Children at 5 'too young' to start school

Children at 5 'too young' to start school

The 608-page Cambridge University study said introducing children at the age of five into the constraint and discipline of a classroom — a throwback to Victorian days — provided little benefit and could even be harmful.

“They are not going to learn to read, write and add up if you have alienated children by the age of four and five,” said Gillian Pugh, chairwoman of the Cambridge Primary Review’s advisory committee.

“That’s the stage at which we are tuning children into learning... If they are already failing by the time they are four and a half or five, then it’s going to be quite difficult to get them back into the system again,” she added.

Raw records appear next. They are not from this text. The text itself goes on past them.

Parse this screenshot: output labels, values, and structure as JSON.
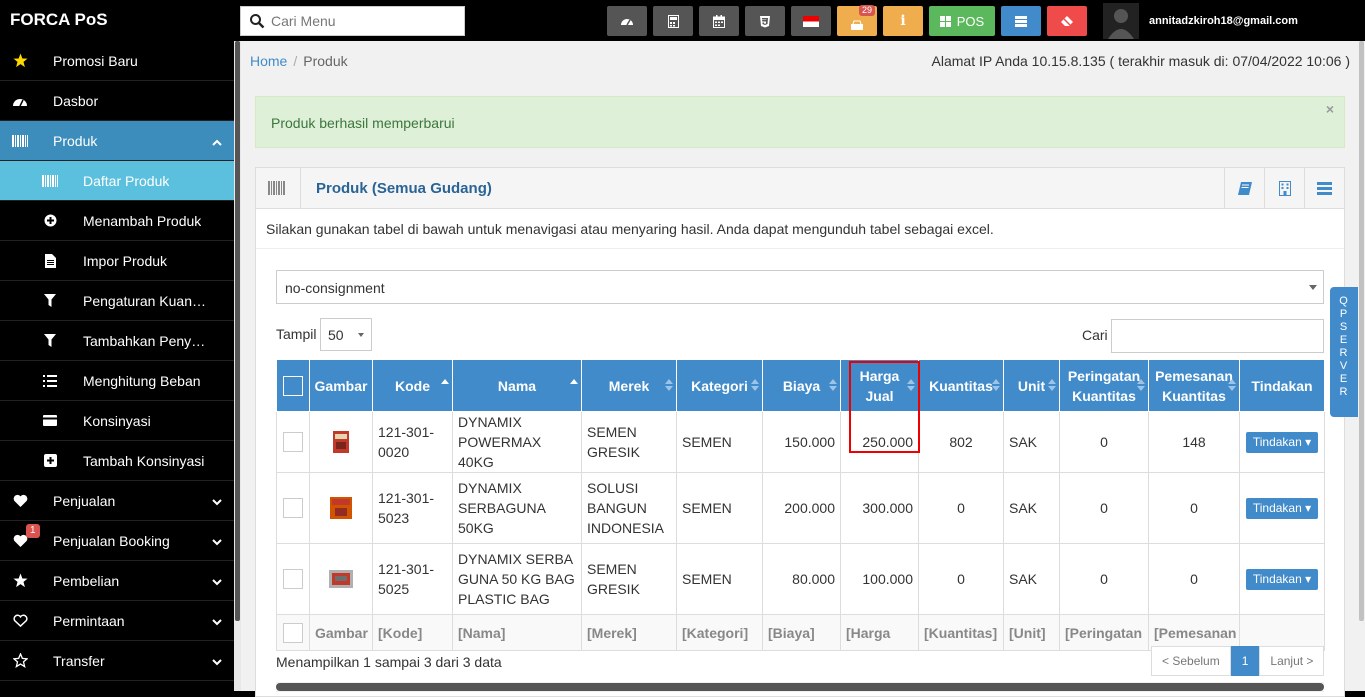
{
  "brand": "FORCA PoS",
  "search": {
    "placeholder": "Cari Menu"
  },
  "topbar": {
    "notif_count": "29",
    "pos_label": "POS",
    "user_email": "annitadzkiroh18@gmail.com"
  },
  "sidebar": {
    "items": [
      {
        "label": "Promosi Baru",
        "icon": "star-icon"
      },
      {
        "label": "Dasbor",
        "icon": "dashboard-icon"
      },
      {
        "label": "Produk",
        "icon": "barcode-icon"
      },
      {
        "label": "Daftar Produk",
        "icon": "barcode-icon"
      },
      {
        "label": "Menambah Produk",
        "icon": "plus-circle-icon"
      },
      {
        "label": "Impor Produk",
        "icon": "file-icon"
      },
      {
        "label": "Pengaturan Kuantitas",
        "icon": "filter-icon"
      },
      {
        "label": "Tambahkan Penyesuaian",
        "icon": "filter-icon"
      },
      {
        "label": "Menghitung Beban",
        "icon": "list-icon"
      },
      {
        "label": "Konsinyasi",
        "icon": "card-icon"
      },
      {
        "label": "Tambah Konsinyasi",
        "icon": "plus-square-icon"
      },
      {
        "label": "Penjualan",
        "icon": "heart-icon"
      },
      {
        "label": "Penjualan Booking",
        "icon": "heart-icon",
        "badge": "1"
      },
      {
        "label": "Pembelian",
        "icon": "star-icon"
      },
      {
        "label": "Permintaan",
        "icon": "heart-outline-icon"
      },
      {
        "label": "Transfer",
        "icon": "star-outline-icon"
      }
    ]
  },
  "breadcrumb": {
    "home": "Home",
    "current": "Produk"
  },
  "ip_info": "Alamat IP Anda 10.15.8.135 ( terakhir masuk di: 07/04/2022 10:06 )",
  "alert": {
    "message": "Produk berhasil memperbarui",
    "close": "×"
  },
  "box": {
    "title": "Produk (Semua Gudang)",
    "intro": "Silakan gunakan tabel di bawah untuk menavigasi atau menyaring hasil. Anda dapat mengunduh tabel sebagai excel."
  },
  "filter": {
    "selected": "no-consignment"
  },
  "length": {
    "label": "Tampil",
    "value": "50"
  },
  "search_table": {
    "label": "Cari"
  },
  "table": {
    "headers": [
      "Gambar",
      "Kode",
      "Nama",
      "Merek",
      "Kategori",
      "Biaya",
      "Harga Jual",
      "Kuantitas",
      "Unit",
      "Peringatan Kuantitas",
      "Pemesanan Kuantitas",
      "Tindakan"
    ],
    "rows": [
      {
        "kode": "121-301-0020",
        "nama": "DYNAMIX POWERMAX 40KG",
        "merek": "SEMEN GRESIK",
        "kategori": "SEMEN",
        "biaya": "150.000",
        "harga": "250.000",
        "kuantitas": "802",
        "unit": "SAK",
        "peringatan": "0",
        "pemesanan": "148",
        "tindakan": "Tindakan"
      },
      {
        "kode": "121-301-5023",
        "nama": "DYNAMIX SERBAGUNA 50KG",
        "merek": "SOLUSI BANGUN INDONESIA",
        "kategori": "SEMEN",
        "biaya": "200.000",
        "harga": "300.000",
        "kuantitas": "0",
        "unit": "SAK",
        "peringatan": "0",
        "pemesanan": "0",
        "tindakan": "Tindakan"
      },
      {
        "kode": "121-301-5025",
        "nama": "DYNAMIX SERBA GUNA 50 KG BAG PLASTIC BAG",
        "merek": "SEMEN GRESIK",
        "kategori": "SEMEN",
        "biaya": "80.000",
        "harga": "100.000",
        "kuantitas": "0",
        "unit": "SAK",
        "peringatan": "0",
        "pemesanan": "0",
        "tindakan": "Tindakan"
      }
    ],
    "footer": [
      "Gambar",
      "[Kode]",
      "[Nama]",
      "[Merek]",
      "[Kategori]",
      "[Biaya]",
      "[Harga",
      "[Kuantitas]",
      "[Unit]",
      "[Peringatan",
      "[Pemesanan"
    ]
  },
  "showing": "Menampilkan 1 sampai 3 dari 3 data",
  "pager": {
    "prev": "< Sebelum",
    "page": "1",
    "next": "Lanjut >"
  },
  "qp_server": "QP SERVER"
}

The government called the review “disappointing” and out of date.

Although the authors of the report stopped short of recommending a rise in the starting age of compulsory schooling from five, they called for an “open debate” on the issue.
They said children up to the age of six should instead be given the more informal, play-based education typically found in nurseries.

It said England’s tradition of starting school at five, shared in Europe only by Wales, Scotland and the Netherlands, dated from the requirements of Victorian factory owners.
Schooling starts at the age of six in 20 out of the 34 European countries, with eight nations, including Sweden, waiting until children are seven.